■ **Data extract**
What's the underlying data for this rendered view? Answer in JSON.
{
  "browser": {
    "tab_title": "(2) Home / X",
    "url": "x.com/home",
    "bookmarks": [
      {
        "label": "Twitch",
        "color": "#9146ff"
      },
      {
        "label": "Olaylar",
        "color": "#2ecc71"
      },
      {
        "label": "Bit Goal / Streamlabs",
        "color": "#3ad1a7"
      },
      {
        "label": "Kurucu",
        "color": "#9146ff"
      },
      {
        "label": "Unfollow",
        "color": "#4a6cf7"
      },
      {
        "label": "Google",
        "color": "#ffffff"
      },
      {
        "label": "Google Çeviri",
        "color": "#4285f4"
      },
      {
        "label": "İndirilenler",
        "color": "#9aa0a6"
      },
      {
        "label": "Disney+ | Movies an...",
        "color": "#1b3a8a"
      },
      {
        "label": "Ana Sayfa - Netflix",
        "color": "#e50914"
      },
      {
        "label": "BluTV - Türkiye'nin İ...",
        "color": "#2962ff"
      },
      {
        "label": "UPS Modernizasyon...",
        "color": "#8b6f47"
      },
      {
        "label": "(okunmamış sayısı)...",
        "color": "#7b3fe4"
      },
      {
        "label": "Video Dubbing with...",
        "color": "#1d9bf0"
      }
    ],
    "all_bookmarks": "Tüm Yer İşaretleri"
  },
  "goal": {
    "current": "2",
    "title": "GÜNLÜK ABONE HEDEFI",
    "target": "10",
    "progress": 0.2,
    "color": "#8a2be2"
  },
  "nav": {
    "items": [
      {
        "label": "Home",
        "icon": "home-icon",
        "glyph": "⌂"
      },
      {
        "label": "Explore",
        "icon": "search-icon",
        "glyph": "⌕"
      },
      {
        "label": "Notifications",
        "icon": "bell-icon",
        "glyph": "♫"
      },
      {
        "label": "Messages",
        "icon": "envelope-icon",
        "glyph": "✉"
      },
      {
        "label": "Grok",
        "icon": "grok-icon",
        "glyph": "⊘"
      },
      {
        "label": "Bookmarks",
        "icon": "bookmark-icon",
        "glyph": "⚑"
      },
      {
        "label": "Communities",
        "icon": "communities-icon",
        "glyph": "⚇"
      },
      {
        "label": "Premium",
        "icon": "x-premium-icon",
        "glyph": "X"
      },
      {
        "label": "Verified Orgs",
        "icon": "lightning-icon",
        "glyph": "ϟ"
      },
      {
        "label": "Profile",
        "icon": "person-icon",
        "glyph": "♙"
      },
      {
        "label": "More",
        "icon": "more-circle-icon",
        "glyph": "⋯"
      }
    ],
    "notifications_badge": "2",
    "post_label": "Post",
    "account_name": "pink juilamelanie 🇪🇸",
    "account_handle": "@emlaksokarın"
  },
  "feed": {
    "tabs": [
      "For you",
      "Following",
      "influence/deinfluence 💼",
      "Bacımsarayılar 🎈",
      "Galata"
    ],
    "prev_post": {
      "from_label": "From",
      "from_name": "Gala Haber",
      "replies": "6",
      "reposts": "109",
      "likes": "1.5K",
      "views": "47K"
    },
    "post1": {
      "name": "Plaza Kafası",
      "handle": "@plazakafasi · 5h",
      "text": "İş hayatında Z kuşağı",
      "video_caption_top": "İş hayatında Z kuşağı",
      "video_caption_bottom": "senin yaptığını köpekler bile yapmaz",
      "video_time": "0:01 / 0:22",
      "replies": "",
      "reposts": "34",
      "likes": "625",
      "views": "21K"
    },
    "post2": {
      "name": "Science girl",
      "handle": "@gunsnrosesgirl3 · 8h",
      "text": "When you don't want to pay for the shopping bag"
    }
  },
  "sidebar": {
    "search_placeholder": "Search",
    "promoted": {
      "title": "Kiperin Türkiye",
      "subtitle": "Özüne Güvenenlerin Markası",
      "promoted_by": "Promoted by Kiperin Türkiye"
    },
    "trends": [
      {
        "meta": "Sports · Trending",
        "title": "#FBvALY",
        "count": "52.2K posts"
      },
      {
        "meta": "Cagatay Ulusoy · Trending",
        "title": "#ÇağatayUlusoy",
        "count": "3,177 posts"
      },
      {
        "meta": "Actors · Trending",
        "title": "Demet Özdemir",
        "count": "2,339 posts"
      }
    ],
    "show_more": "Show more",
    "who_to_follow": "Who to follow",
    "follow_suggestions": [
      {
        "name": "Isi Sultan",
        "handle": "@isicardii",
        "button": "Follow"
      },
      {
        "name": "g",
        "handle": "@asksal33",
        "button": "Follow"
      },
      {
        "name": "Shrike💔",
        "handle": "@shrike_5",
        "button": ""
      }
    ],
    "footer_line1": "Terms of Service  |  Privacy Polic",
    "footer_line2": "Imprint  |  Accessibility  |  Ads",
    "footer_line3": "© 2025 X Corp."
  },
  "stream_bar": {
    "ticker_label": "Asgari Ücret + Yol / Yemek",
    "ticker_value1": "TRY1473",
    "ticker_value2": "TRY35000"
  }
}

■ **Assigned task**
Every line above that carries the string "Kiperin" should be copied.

■ **Answer**
      "title": "Kiperin Türkiye",
      "promoted_by": "Promoted by Kiperin Türkiye"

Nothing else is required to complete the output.